//Implementation of abstract class PhoneMaker
public void PhoneMaker(){
makers = "Samsung";
System.out.println("Phone Maker: " + makers);
}
//Implementation of abstract class phoneSpecs
public void phoneSpecs(){
osVersion = "Android 4.2 Jelly Bean";
screenResolution = "1920 x 1080-pixel";
serialNumber = "123456789";
model = "Galaxy S4";
System.out.println("OS Version: " + osVersion);
System.out.println("Screen Resolution: " + screenResolution);
System.out.println("Serial Number: " + serialNumber);
System.out.println("Phone Model: " + model);
}
//Implementation of abstract class hasIntegratedScanner
public void hasIntegratedScanner(String YesNo){
if(YesNo.equals("Yes"))
{
System.out.println("Itegrated Scanner: Yes");
}
else {
System.out.println("Itegrated Scanner: No");
}
}
//Implementation of abstract class hasSpying
public void hasSpying(String answer){
if(answer.equals("Yes")){
System.out.println("Has Spy Program: Yes");
}
else{
System.out.println("Has Spy Program: No");
}
}
}


The Iphone class that inherits form the Newfeatures abstract class is shown in the code below.

public class Iphone extends Newfeatures{
String makers = null;
String osVersion = null;
String screenResolution = null;
String serialNumber = null;
String model = null;
public void PhoneMaker(){
makers = "Apple";
System.out.println("Phone Maker: " + makers);
}
public void phoneSpecs(){
osVersion = "iOS 7";
screenResolution = "1136 x 640 -pixel";
serialNumber = "9009997865";
model = "iPhone 7S";
System.out.println("OS Version: " + osVersion);
System.out.println("Screen Resolution: " + screenResolution);
System.out.println("Serial Number: " + serialNumber);
System.out.println("Phone Model: " + model);
}
public void hasIntegratedScanner(String YesNo){
if(YesNo.equals("Yes"))
{
System.out.println("Itegrated Scanner: Yes");
}
else {
System.out.println("Itegrated Scanner: No");
}
}
public void hasSpying (String answer){
if(answer.equals("Yes")){
System.out.println("Has Spy Program: Yes");
}
else{
System.out.println("Has Spy Program: No");
}
}
}

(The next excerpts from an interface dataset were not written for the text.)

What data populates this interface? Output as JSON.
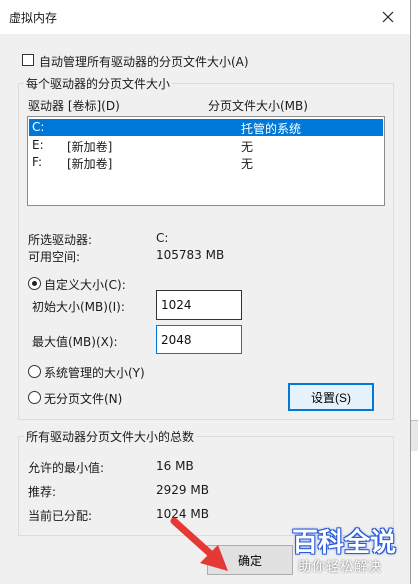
{
  "window": {
    "title": "虚拟内存"
  },
  "auto_manage": {
    "label": "自动管理所有驱动器的分页文件大小(A)",
    "checked": false
  },
  "per_drive": {
    "group_label": "每个驱动器的分页文件大小",
    "col_drive": "驱动器 [卷标](D)",
    "col_size": "分页文件大小(MB)",
    "rows": [
      {
        "drive": "C:",
        "label": "",
        "size": "托管的系统",
        "selected": true
      },
      {
        "drive": "E:",
        "label": "[新加卷]",
        "size": "无",
        "selected": false
      },
      {
        "drive": "F:",
        "label": "[新加卷]",
        "size": "无",
        "selected": false
      }
    ],
    "selected_drive_label": "所选驱动器:",
    "selected_drive_value": "C:",
    "free_space_label": "可用空间:",
    "free_space_value": "105783 MB",
    "custom_size": {
      "label": "自定义大小(C):",
      "selected": true
    },
    "initial_size": {
      "label": "初始大小(MB)(I):",
      "value": "1024"
    },
    "max_size": {
      "label": "最大值(MB)(X):",
      "value": "2048"
    },
    "system_managed": {
      "label": "系统管理的大小(Y)",
      "selected": false
    },
    "no_paging": {
      "label": "无分页文件(N)",
      "selected": false
    },
    "set_button": "设置(S)"
  },
  "totals": {
    "group_label": "所有驱动器分页文件大小的总数",
    "min_label": "允许的最小值:",
    "min_value": "16 MB",
    "recommended_label": "推荐:",
    "recommended_value": "2929 MB",
    "current_label": "当前已分配:",
    "current_value": "1024 MB"
  },
  "buttons": {
    "ok": "确定"
  },
  "watermark": {
    "brand": "百科全说",
    "slogan": "助你轻松解决"
  },
  "colors": {
    "selection": "#0078d7",
    "arrow": "#e53935",
    "brand": "#2a5bd7"
  }
}
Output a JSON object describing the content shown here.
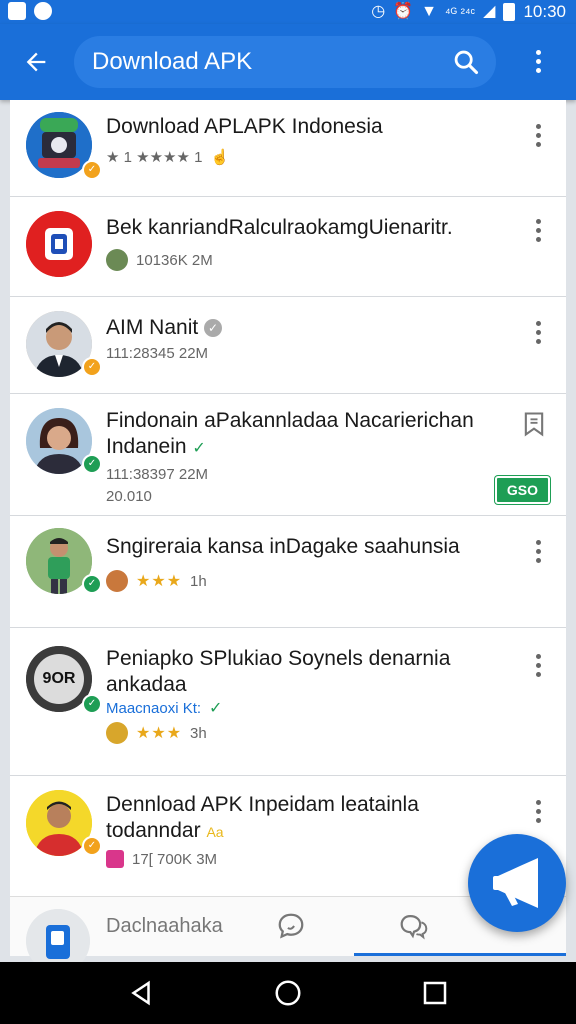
{
  "status_bar": {
    "signal_text": "⁴ᴳ ²⁴ᶜ",
    "clock": "10:30"
  },
  "app_bar": {
    "search_text": "Download APK"
  },
  "results": [
    {
      "title": "Download APLAPK Indonesia",
      "meta": "★ 1 ★★★★ 1"
    },
    {
      "title": "Bek kanriandRalculraokamgUienaritr.",
      "meta": "10136K 2M"
    },
    {
      "title": "AIM Nanit",
      "meta": "111:28345 22M"
    },
    {
      "title": "Findonain aPakannladaa Nacarierichan Indanein",
      "meta": "111:38397 22M",
      "meta2": "20.010",
      "price": "GSO"
    },
    {
      "title": "Sngireraia kansa inDagake saahunsia",
      "meta": "1h",
      "rating": "★★★"
    },
    {
      "title": "Peniapko SPlukiao Soynels denarnia ankadaa",
      "avatar_text": "9OR",
      "meta": "Maacnaoxi Kt:",
      "rating": "★★★",
      "meta2": "3h"
    },
    {
      "title": "Dennload APK Inpeidam leatainla todanndar",
      "title_suffix": "Aa",
      "meta": "17[ 700K 3M"
    }
  ],
  "tabbar": {
    "label": "Daclnaahaka"
  },
  "colors": {
    "primary": "#1a6fd9",
    "accent_green": "#1e9e55",
    "accent_orange": "#f2a21c"
  }
}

At this point we have an abstract class named Newfeatures , that inherits from Smartphones abstract class. And we have two subclass that inherit from Newfeatures named Android and Iphone. To test their functionality, you must create an entry point class which is a class with main method that enables java to execute your program. I named the class Testall and it's implemented as shown below. But wait, before jumping to Testall class implementation, it's important to follow the steps below.

How to perform the test

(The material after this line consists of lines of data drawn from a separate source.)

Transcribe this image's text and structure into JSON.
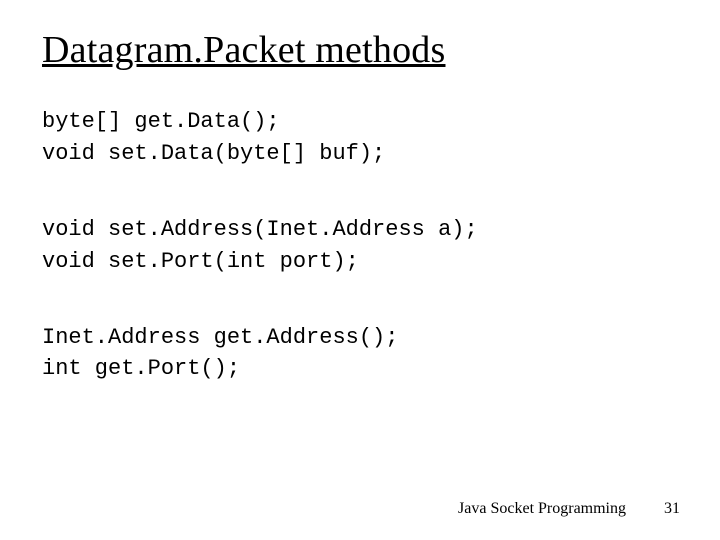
{
  "title": "Datagram.Packet methods",
  "blocks": [
    [
      "byte[] get.Data();",
      "void set.Data(byte[] buf);"
    ],
    [
      "void set.Address(Inet.Address a);",
      "void set.Port(int port);"
    ],
    [
      "Inet.Address get.Address();",
      "int get.Port();"
    ]
  ],
  "footer": {
    "label": "Java Socket Programming",
    "page": "31"
  }
}
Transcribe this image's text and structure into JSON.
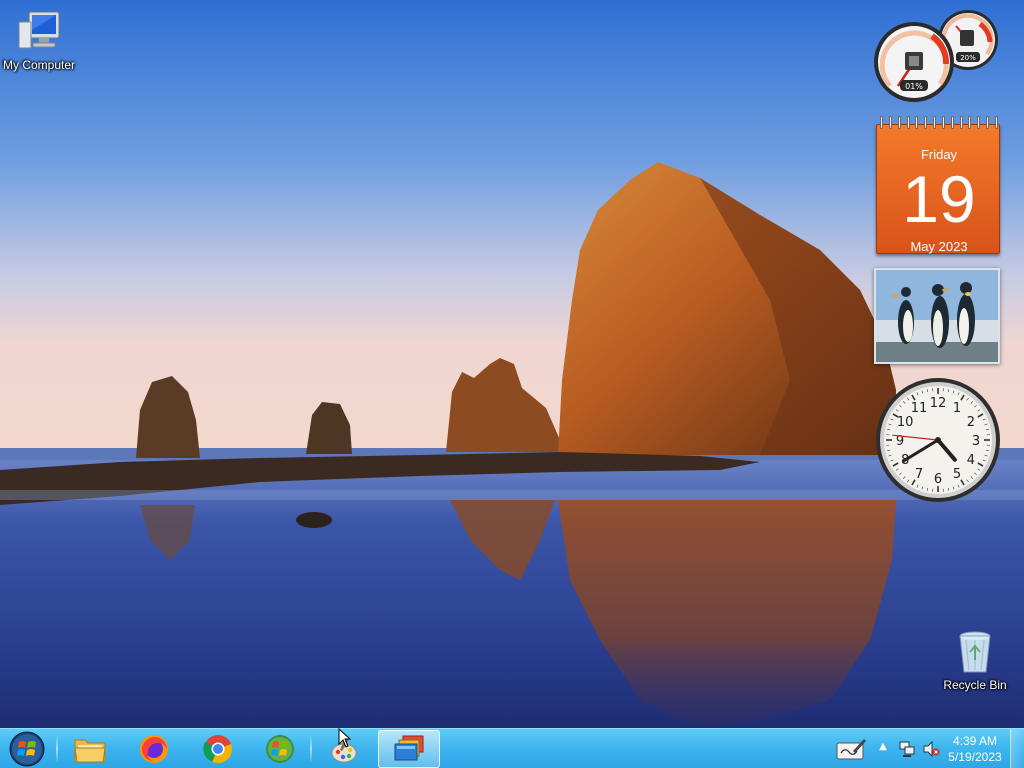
{
  "desktop": {
    "icons": [
      {
        "label": "My Computer",
        "icon": "computer-icon"
      },
      {
        "label": "Recycle Bin",
        "icon": "recycle-bin-icon"
      }
    ]
  },
  "gadgets": {
    "cpu_meter": {
      "cpu_percent_label": "01%",
      "memory_percent_label": "20%",
      "cpu_level": 0.01,
      "memory_level": 0.2
    },
    "calendar": {
      "day_name": "Friday",
      "day_number": "19",
      "month_year": "May 2023",
      "accent_color": "#e8651f"
    },
    "slideshow": {
      "subject": "penguins"
    },
    "clock": {
      "hour": 4,
      "minute": 39,
      "second": 46,
      "numerals": [
        "12",
        "1",
        "2",
        "3",
        "4",
        "5",
        "6",
        "7",
        "8",
        "9",
        "10",
        "11"
      ]
    }
  },
  "taskbar": {
    "start": {
      "icon": "windows-orb-icon"
    },
    "pinned": [
      {
        "name": "file-explorer",
        "icon": "folder-icon"
      },
      {
        "name": "firefox",
        "icon": "firefox-icon"
      },
      {
        "name": "chrome",
        "icon": "chrome-icon"
      },
      {
        "name": "windows-logo",
        "icon": "windows-logo-icon"
      },
      {
        "name": "paint",
        "icon": "paint-icon"
      },
      {
        "name": "gadgets-window",
        "icon": "gadgets-icon",
        "active": true
      }
    ],
    "tray": {
      "time": "4:39 AM",
      "date": "5/19/2023",
      "icons": [
        "tablet-pen-icon",
        "chevron-up-icon",
        "network-icon",
        "volume-muted-icon"
      ]
    },
    "color": "#3fb6ef"
  }
}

To successfully perform a test do the following.
First create a class file and name it Smartphones.java and copy and paste the code of Smartphones abstract class.Just after that, create a class file and name it Newfeatures.java and copy and paste the code of Newfeatures class. Then create two other class files and name them respctively Android.java and Iphone.java and copy and paste the corresponding code to each class. Finally, create a class file and name it Tesall.java then copy and paste the code of Testall class. I would like to add that copy and paste is not a good way to learn. I suggest that you type the code. Now all the steps are completed, here is the Testall class implementation.

public class Testall {
public static void main(String[] args) {
Android myPhone = new Android(); //Instance of Android class
myPhone.displayMessage();
myPhone.PhoneMaker();
myPhone.phoneSpecs();
myPhone.hasIntegratedScanner("Yes");
myPhone.hasSpying("Yes");
System.out.println("========================== iPhone Specs =============");
Iphone myiPhone = new Iphone();//Instance of iPhone class
myiPhone.displayMessage();
myiPhone.PhoneMaker();
myiPhone.phoneSpecs();
myiPhone.hasIntegratedScanner("Yes");
myiPhone.hasSpying("Yes");
}
}


I hope that this post was helpful to you.